Editorial: It's a bad idea, gov
Let’s give Gov. Bev Perdue the benefit of the doubt. Let’s grant that when she uttered the notion that “we ought to suspend, perhaps, elections for Congress for two years” to counter the partisan gridlock in Washington, she was engaging in hyperbole or satire to make a point about the difficulty of finding bipartisan solutions to the nation’s economic problems.
Even so, while her criticism was on target, her choice of words wasn’t. No, this wasn’t as controversial as Rick Perry’s comments on Social Security or Michelle Bachmann’s thoughts on vaccines — after all, they’re presidential candidates on a national stage — but it was stumble-tongued on a couple of counts.
For one thing, the politically charged atmosphere that Perdue references means no comment will be left unturned — especially as the gubernatorial election season heats up. Predictably, her political opponents were on it like stink on road kill. “It’s one thing for Governor Perdue to suggest that we should suspend congressional elections as a very odd approach to getting the economy moving,” said former Charlotte Mayor Pat McCrory, a likely Republican candidate for governor. “It’s an entirely different thing for the governor to get her staff to cover up her blatant mistake by saying she was just joking.” As a veteran politician in the digital era, Perdue should know that sound bites trump context, and after-the-fact explanations simply feed the next news cycle. This one even went national, including coverage by Fox News and The Hill.
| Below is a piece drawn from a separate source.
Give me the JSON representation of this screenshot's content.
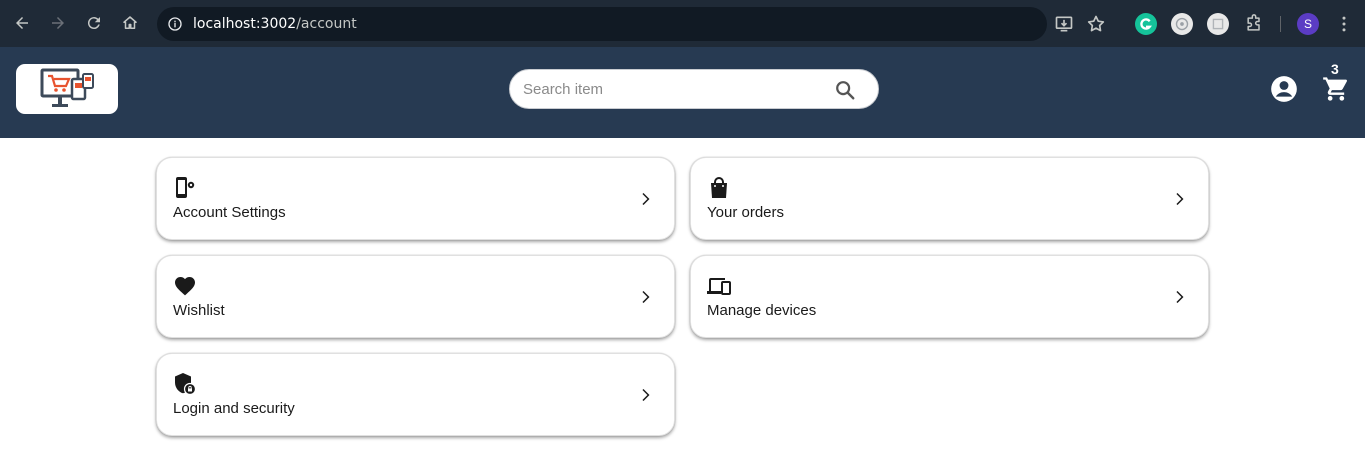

The more serious pitfall in her comments, joking or not, is the idea that politicians are so hopelessly driven by the desire to remain in office, they’re incapable of acting from any impulse other than pure political self-interest and must be protected from their own short-sighted motivations. That’s blaming the process, rather than the people making the decisions — or failing to make them, as the case may be. Surely Perdue wouldn’t describe her own motivations that way.
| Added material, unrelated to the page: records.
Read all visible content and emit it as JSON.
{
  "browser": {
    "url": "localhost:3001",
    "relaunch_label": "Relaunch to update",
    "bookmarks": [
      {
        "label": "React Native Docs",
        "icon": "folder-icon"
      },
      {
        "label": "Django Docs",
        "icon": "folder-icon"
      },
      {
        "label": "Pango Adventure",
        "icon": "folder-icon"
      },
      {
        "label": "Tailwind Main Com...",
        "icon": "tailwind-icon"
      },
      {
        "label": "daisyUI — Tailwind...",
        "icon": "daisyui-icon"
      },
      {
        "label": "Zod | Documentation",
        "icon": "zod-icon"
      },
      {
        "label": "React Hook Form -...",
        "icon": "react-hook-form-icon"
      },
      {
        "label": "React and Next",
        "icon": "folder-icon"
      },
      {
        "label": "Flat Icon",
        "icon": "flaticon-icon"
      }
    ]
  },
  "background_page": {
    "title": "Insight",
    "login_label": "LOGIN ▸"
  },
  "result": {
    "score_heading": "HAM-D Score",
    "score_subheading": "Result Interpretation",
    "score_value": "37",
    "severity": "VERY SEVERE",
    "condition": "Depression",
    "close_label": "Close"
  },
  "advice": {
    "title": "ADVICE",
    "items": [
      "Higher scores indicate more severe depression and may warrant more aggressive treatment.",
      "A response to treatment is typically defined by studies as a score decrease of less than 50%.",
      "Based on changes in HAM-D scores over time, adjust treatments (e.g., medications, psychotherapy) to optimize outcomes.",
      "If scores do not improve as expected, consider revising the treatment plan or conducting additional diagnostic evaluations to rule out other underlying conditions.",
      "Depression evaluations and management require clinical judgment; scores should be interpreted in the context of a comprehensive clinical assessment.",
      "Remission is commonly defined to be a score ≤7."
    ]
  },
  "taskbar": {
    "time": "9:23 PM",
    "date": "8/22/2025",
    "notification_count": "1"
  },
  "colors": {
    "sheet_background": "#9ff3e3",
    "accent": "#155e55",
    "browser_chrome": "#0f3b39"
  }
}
While the electoral process may labor under nonstop campaign cycles, “safe” districts and mountains of special-interest cash, political factionism has been with us from the beginning of the republic. That’s one reason the Founders established two-year terms for members of the U.S. House. It allows voters to make course corrections whenever they don’t like the way things are going. Ultimately, it’s a way to hold politicians accountable. If you think your representatives are part of the problem, rather than part of the solution, there’s a simple remedy: Rather than suspend elections, go to the polls and suspend feckless politicians.